The extensive and prolonged flooding in the Mississippi and Missouri Rivers' drainage basins has caused $11 billion in damage to date and the estimates are rising daily.
The crest of 47 ft. at St. Louis during the third week of July set a record: about 4 ft. above any other measured flood. One million cubic feet of water per second was travelling at 5.5 mph--double the usual speed.
The crest will move downriver and high water will reach Vicksburg, Mississippi around August 1st and New Orleans August 5th. This is without further rainfall.
The receding waters will leave a contaminated residue that may contain sewage, animal waste, decomposing wildlife, fertilizer, oil waste, garbage of all kinds, rotting organic and inorganic materials, and goodness knows what else.
There is a very real health risk to residents and to those who assist in flood prevention assistance and clean up. Residents have battled the river for weeks, and exhaustion is a fact of life. The flooding has caused havoc to householders and to numerous historic properties. Large museums, archives and library collections have not been damaged, although buildings are flooded in some towns.
Since mid-July, a number of conservators have been working closely with the AIC Board and have prepared an information package for faxing to a long listing of cultural, museum, historical, and conservation associations, alliances, and organizations as well as to AIC institutional members in the region.
The AIC and NIC are collaborating and have sent out a larger mailing, funded by NIC, to midwestern NIC members, all institutions that received the July 21st fax, and the IMS mailing list for the region. This mailing included information on the recovery of materials, a medical alert sheet, AIC and NIC brochures relating to the referral service, guidelines for selecting a conservator, and emergency funding sources.

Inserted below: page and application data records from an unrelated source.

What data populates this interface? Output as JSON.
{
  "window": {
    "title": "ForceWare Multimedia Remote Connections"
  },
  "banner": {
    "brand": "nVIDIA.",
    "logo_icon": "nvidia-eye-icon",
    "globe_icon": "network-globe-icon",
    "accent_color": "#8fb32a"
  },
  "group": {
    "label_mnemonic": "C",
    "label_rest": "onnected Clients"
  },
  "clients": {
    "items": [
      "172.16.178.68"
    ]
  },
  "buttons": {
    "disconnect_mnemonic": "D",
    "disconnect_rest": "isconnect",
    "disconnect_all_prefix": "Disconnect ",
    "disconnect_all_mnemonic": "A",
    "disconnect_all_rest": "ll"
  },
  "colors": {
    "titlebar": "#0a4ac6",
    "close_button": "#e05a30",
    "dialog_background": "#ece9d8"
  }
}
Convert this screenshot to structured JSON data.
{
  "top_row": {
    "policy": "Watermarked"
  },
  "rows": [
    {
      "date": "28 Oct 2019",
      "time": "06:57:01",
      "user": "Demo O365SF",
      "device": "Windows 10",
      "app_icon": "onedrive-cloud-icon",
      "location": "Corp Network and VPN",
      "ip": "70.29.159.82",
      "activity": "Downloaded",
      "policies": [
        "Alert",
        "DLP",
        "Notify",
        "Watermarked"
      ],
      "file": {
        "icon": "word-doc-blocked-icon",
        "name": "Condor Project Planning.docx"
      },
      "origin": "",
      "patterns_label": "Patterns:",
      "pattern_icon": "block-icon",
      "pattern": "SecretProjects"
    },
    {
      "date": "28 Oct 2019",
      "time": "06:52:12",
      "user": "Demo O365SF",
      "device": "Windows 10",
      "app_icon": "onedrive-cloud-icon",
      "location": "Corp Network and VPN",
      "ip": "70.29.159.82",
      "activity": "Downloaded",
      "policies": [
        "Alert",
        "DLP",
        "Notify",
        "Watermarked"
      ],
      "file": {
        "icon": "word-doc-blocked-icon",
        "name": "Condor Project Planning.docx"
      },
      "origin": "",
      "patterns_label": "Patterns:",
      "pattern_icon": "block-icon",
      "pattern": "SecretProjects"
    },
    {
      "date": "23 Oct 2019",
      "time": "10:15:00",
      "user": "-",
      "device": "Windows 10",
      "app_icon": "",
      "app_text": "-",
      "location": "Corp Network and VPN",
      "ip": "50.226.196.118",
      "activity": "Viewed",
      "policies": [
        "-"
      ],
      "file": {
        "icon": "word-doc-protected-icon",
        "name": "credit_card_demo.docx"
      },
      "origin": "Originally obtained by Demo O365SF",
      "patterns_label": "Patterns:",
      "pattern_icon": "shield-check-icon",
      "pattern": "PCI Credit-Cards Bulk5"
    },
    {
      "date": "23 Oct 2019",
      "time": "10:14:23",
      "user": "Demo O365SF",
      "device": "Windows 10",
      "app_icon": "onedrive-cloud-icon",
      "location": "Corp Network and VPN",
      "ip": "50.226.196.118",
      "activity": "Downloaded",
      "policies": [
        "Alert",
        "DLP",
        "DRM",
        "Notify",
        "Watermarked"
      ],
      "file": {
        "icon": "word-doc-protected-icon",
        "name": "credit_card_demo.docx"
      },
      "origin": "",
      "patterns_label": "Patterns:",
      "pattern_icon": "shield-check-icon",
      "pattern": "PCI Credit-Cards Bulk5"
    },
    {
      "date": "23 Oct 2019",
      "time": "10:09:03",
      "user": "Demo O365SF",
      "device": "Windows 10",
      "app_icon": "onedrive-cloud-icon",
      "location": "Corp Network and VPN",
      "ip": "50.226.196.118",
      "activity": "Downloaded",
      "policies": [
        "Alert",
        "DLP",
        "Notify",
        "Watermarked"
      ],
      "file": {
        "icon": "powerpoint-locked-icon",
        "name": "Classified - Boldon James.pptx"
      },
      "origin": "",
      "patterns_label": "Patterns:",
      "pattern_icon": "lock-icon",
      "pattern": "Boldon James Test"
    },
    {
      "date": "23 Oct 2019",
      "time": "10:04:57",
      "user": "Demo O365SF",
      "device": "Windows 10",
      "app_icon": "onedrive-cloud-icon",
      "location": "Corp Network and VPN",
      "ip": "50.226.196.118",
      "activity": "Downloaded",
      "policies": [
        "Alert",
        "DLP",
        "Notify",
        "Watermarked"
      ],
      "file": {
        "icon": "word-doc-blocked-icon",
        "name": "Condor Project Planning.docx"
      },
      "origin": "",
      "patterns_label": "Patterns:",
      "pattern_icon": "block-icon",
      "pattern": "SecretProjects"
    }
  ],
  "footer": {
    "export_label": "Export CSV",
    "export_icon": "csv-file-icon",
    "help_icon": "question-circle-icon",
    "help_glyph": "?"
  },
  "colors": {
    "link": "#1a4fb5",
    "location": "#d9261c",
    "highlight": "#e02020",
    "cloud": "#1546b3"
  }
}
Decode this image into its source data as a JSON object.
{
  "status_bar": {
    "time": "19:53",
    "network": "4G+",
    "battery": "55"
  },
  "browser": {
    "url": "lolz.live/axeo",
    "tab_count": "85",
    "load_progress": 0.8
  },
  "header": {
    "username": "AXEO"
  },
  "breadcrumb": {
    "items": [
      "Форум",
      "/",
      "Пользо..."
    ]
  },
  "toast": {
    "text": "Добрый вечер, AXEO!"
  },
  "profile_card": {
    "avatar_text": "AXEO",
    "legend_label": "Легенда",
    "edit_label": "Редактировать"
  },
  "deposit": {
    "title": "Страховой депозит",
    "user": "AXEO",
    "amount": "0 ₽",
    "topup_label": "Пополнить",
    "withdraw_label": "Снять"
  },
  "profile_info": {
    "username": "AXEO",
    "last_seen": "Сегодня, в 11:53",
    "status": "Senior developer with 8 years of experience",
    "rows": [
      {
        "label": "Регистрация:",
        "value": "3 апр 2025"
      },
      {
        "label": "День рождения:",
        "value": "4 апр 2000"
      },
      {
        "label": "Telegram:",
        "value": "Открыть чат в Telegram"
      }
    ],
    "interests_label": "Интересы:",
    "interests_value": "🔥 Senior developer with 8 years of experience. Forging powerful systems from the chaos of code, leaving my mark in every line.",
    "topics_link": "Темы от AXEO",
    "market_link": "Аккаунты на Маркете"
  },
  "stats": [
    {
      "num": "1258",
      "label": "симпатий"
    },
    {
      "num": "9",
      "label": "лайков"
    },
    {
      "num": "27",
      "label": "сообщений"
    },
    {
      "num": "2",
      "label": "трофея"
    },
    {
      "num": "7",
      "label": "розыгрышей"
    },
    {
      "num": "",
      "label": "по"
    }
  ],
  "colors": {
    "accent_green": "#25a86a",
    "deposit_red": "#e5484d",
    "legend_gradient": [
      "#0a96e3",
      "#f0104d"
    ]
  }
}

The response of the conservation community in preparing this information has been wholehearted, and the coordination between the various organizations has been excellent.
The clean-up work is starting, and conservators will no doubt be called upon for advice, assistance, and treatment. The work will be expedited due to the planning and information provided to the public and to cultural institutions. Conservation Materials, Ltd. is preparing a basic water salvage kit, based on information provided by conservators and approved by the AIC.
It is important for the WAAC membership to be informed of the coordinated efforts being made to assist the flood victims and their possessions and to be aware that they will be working as part of a larger team effort if called upon to assist in that region. Anyone going to the area should update vaccinations and be prepared to handle objects that could pose a serious health risk.Barbara Roberts